[Data provided]:

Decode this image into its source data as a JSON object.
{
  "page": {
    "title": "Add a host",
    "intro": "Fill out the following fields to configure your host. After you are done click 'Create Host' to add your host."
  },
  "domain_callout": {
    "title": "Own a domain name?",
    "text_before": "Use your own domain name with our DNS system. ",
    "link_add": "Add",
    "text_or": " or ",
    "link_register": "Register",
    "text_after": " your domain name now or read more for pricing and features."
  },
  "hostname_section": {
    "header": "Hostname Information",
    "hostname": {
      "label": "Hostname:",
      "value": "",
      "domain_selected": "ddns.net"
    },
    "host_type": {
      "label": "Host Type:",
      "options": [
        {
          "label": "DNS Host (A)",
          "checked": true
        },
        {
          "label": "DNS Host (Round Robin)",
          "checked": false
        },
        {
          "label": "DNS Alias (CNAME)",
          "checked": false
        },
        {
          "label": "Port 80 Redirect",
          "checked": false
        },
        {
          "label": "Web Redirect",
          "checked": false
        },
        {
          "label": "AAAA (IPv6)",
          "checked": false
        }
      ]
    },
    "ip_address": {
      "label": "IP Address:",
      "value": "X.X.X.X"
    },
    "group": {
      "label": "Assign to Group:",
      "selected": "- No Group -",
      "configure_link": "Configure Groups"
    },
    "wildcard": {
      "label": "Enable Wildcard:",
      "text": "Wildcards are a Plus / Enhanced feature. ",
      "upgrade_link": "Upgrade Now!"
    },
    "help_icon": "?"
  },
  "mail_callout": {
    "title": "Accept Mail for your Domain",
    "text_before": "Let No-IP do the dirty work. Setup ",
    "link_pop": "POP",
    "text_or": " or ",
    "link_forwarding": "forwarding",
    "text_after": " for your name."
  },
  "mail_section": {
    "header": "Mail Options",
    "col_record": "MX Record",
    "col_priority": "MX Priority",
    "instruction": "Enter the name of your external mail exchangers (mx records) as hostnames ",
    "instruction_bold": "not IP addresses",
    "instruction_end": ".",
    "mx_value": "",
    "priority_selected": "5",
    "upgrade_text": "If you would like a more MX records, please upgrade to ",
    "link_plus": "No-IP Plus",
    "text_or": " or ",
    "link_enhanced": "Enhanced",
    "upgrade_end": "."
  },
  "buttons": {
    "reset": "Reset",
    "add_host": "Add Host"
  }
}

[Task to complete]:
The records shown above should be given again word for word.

[Your solution]:
Decode this image into its source data as a JSON object.
{
  "page": {
    "title": "Add a host",
    "intro": "Fill out the following fields to configure your host. After you are done click 'Create Host' to add your host."
  },
  "domain_callout": {
    "title": "Own a domain name?",
    "text_before": "Use your own domain name with our DNS system. ",
    "link_add": "Add",
    "text_or": " or ",
    "link_register": "Register",
    "text_after": " your domain name now or read more for pricing and features."
  },
  "hostname_section": {
    "header": "Hostname Information",
    "hostname": {
      "label": "Hostname:",
      "value": "",
      "domain_selected": "ddns.net"
    },
    "host_type": {
      "label": "Host Type:",
      "options": [
        {
          "label": "DNS Host (A)",
          "checked": true
        },
        {
          "label": "DNS Host (Round Robin)",
          "checked": false
        },
        {
          "label": "DNS Alias (CNAME)",
          "checked": false
        },
        {
          "label": "Port 80 Redirect",
          "checked": false
        },
        {
          "label": "Web Redirect",
          "checked": false
        },
        {
          "label": "AAAA (IPv6)",
          "checked": false
        }
      ]
    },
    "ip_address": {
      "label": "IP Address:",
      "value": "X.X.X.X"
    },
    "group": {
      "label": "Assign to Group:",
      "selected": "- No Group -",
      "configure_link": "Configure Groups"
    },
    "wildcard": {
      "label": "Enable Wildcard:",
      "text": "Wildcards are a Plus / Enhanced feature. ",
      "upgrade_link": "Upgrade Now!"
    },
    "help_icon": "?"
  },
  "mail_callout": {
    "title": "Accept Mail for your Domain",
    "text_before": "Let No-IP do the dirty work. Setup ",
    "link_pop": "POP",
    "text_or": " or ",
    "link_forwarding": "forwarding",
    "text_after": " for your name."
  },
  "mail_section": {
    "header": "Mail Options",
    "col_record": "MX Record",
    "col_priority": "MX Priority",
    "instruction": "Enter the name of your external mail exchangers (mx records) as hostnames ",
    "instruction_bold": "not IP addresses",
    "instruction_end": ".",
    "mx_value": "",
    "priority_selected": "5",
    "upgrade_text": "If you would like a more MX records, please upgrade to ",
    "link_plus": "No-IP Plus",
    "text_or": " or ",
    "link_enhanced": "Enhanced",
    "upgrade_end": "."
  },
  "buttons": {
    "reset": "Reset",
    "add_host": "Add Host"
  }
}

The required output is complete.